Anthony Rieber has been at Newsday since Aug. 31, 1998 and in his current position since 2004.
The last three Mets games featured outstanding performances by Jacob deGrom, Noah Syndergaard and, on Monday night, Matt Harvey, who threw eight shutout innings against the Cardinals at Citi Field.
DeGrom and Syndergaard earned wins against the Brewers. Harvey should have had a win, too, but for the second straight outing, he left with a 1-0 lead only to see the bullpen give it up. This time it was Jeurys Familia, who blew his first save in 14 chances on Jason Heyward's short sacrifice fly to right in the ninth.
Let's get this out of the way: No, manager Terry Collins shouldn't have kept Harvey (105 pitches) in for the ninth. It's a long season, Harvey is coming off major surgery and Familia has been great. And the Mets went on to win in 14 innings anyway, 2-1.
We're sure Harvey was disappointed the win wasn't his, but he didn't show that publicly. He can't. It's not what leaders do.
Harvey, you see, is developing into more than just a great pitcher. More than just an ace on the day he pitches. He's the frontman of a talented pack of young Mets starters who could, by midseason 2016, form the entire rotation.
"I think all five starters are doing their job right now," Harvey said. "Not just the three of us. It's all of us as a staff. It's fun to watch . . . I know everybody likes talking about the future, but we're here to win now."
Bartolo Colon and Jon Niese have done well. But how's this for a fivesome once Zack Wheeler returns from Tommy John surgery next summer: Harvey, deGrom, Syndergaard, Wheeler and Long Island lefty Steven Matz.
The Dark Knight, the deGrominator, Thor . . . and two guys who need nicknames.
It's what Mets planners hoped for years ago when they assembled a truckload of hard-throwing arms. It's what fans fantasize about for 2016, even as they watch and wait for their 2015 dreams to come true.
It's not that far from reality. And Harvey already is proving he won't shy away from fronting this impressive group on the mound and in the clubhouse.
"He's not a speech-giver," Collins said. "But he is who he is . . . The young guys that we have on this pitching staff, they're seeing what Matt Harvey's doing."
It turns out Harvey's plan to spend half of his rehab time in New York last season -- a plan he had to force on Mets brass -- really wasn't just about escaping sleepy Port St. Lucie, Florida.
"He didn't pitch last year, but he was here," Collins said. "We wanted his personality and the fact that he's a very good teammate in the clubhouse.
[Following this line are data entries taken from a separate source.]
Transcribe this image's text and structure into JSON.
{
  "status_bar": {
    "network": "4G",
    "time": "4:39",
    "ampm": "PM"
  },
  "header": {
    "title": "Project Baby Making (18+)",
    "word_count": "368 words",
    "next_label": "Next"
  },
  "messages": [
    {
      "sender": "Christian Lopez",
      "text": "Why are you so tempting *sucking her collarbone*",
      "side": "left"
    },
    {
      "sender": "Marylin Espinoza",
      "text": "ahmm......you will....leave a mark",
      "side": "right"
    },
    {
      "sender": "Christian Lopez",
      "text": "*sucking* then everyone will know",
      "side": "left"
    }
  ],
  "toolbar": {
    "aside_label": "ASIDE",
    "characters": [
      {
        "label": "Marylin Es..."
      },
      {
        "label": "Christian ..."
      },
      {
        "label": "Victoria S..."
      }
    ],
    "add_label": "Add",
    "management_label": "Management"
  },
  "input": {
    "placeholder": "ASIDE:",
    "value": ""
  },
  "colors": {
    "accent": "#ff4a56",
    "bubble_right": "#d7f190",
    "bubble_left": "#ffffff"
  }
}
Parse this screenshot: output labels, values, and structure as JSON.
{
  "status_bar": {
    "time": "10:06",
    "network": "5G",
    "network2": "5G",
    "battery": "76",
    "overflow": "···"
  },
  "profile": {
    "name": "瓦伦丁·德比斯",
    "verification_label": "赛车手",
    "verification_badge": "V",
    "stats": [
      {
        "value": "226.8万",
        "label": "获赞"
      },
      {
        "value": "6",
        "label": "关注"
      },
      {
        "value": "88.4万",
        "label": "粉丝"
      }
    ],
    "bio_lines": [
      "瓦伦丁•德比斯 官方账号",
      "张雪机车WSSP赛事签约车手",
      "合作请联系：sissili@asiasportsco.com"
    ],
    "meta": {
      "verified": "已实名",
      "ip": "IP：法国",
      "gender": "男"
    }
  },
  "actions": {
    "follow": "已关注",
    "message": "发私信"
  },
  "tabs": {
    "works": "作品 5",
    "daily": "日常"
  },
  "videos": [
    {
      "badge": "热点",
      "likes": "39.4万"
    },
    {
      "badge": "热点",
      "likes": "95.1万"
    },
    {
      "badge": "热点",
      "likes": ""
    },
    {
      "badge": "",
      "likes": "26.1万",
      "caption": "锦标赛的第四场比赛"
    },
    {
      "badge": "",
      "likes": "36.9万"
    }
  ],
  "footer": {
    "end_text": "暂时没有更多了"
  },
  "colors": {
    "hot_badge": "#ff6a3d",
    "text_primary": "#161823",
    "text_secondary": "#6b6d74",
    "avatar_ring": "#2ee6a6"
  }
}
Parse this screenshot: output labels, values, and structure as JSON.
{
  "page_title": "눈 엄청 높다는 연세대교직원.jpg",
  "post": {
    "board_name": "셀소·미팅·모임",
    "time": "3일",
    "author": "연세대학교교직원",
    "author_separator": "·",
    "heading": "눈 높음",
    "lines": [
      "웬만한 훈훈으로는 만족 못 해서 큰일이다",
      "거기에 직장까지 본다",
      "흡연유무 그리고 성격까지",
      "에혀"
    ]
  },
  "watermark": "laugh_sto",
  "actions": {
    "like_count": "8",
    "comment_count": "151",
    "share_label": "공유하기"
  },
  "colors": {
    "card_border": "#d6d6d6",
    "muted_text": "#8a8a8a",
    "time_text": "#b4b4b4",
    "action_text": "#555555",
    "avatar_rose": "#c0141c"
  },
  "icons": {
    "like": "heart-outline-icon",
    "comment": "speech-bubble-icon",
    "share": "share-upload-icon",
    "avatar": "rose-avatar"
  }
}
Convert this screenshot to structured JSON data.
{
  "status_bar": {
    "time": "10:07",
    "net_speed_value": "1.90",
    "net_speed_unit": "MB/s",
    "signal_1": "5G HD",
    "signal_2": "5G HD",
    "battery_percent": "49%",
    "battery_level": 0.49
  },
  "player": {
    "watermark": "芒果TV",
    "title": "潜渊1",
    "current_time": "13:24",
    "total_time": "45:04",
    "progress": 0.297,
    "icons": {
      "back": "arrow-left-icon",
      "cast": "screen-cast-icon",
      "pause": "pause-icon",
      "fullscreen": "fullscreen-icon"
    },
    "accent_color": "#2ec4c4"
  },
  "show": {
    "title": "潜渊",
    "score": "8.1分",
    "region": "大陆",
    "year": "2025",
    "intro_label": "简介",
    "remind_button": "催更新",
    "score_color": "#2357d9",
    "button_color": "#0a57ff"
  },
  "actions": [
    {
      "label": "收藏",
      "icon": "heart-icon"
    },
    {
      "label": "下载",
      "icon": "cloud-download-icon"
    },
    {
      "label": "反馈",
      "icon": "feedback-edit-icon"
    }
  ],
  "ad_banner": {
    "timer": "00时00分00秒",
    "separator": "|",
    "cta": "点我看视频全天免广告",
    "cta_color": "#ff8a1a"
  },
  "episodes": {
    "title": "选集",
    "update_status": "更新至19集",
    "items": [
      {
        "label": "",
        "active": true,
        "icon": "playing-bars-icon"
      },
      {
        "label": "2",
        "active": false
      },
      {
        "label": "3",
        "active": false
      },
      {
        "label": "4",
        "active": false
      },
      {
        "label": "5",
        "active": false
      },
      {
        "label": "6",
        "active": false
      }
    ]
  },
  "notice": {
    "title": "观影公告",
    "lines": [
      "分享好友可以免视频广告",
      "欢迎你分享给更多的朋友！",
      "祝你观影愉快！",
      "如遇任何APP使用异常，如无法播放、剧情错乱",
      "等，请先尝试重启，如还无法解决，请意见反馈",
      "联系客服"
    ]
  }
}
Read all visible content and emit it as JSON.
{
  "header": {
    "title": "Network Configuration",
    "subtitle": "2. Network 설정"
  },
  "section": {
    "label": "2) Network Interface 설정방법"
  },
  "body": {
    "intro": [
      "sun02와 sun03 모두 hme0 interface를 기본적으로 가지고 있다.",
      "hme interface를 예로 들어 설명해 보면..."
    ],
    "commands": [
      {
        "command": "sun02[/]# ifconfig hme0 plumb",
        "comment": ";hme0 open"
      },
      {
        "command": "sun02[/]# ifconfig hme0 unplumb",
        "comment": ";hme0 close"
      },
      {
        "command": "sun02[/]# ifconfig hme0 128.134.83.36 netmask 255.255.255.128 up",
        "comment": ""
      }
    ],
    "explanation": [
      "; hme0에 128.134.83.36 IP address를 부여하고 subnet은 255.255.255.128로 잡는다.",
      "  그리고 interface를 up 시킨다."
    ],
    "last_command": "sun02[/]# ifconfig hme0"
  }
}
And he was that guy -- and he still is that guy."
On Monday night, the Dark Knight faced his Kryptonite in the Cardinals. (Yes, we know Kryptonite was Superman's nemesis, not Batman's. Roll with it, please.)
Harvey came in 0-2 against St. Louis with a 3.00 ERA. It's not much, but Harvey, whom Collins called "a different cat" the other day, doesn't want to lose any games, much less two to the same team. You can bet he knew.
He also knew what Syndergaard did on Sunday in his dazzling home debut. It made Harvey Day feel like a bit of an afterthought. Maybe that, too, motivated Harvey more than he would admit.
"I think he brings just a little sense of competition to the staff," Collins said. "He gets so much publicity. Say what you want, this is the big leagues and that's part of the game up here. Some of those guys want a little of that, too."
Next year, they might all get it. One after the other.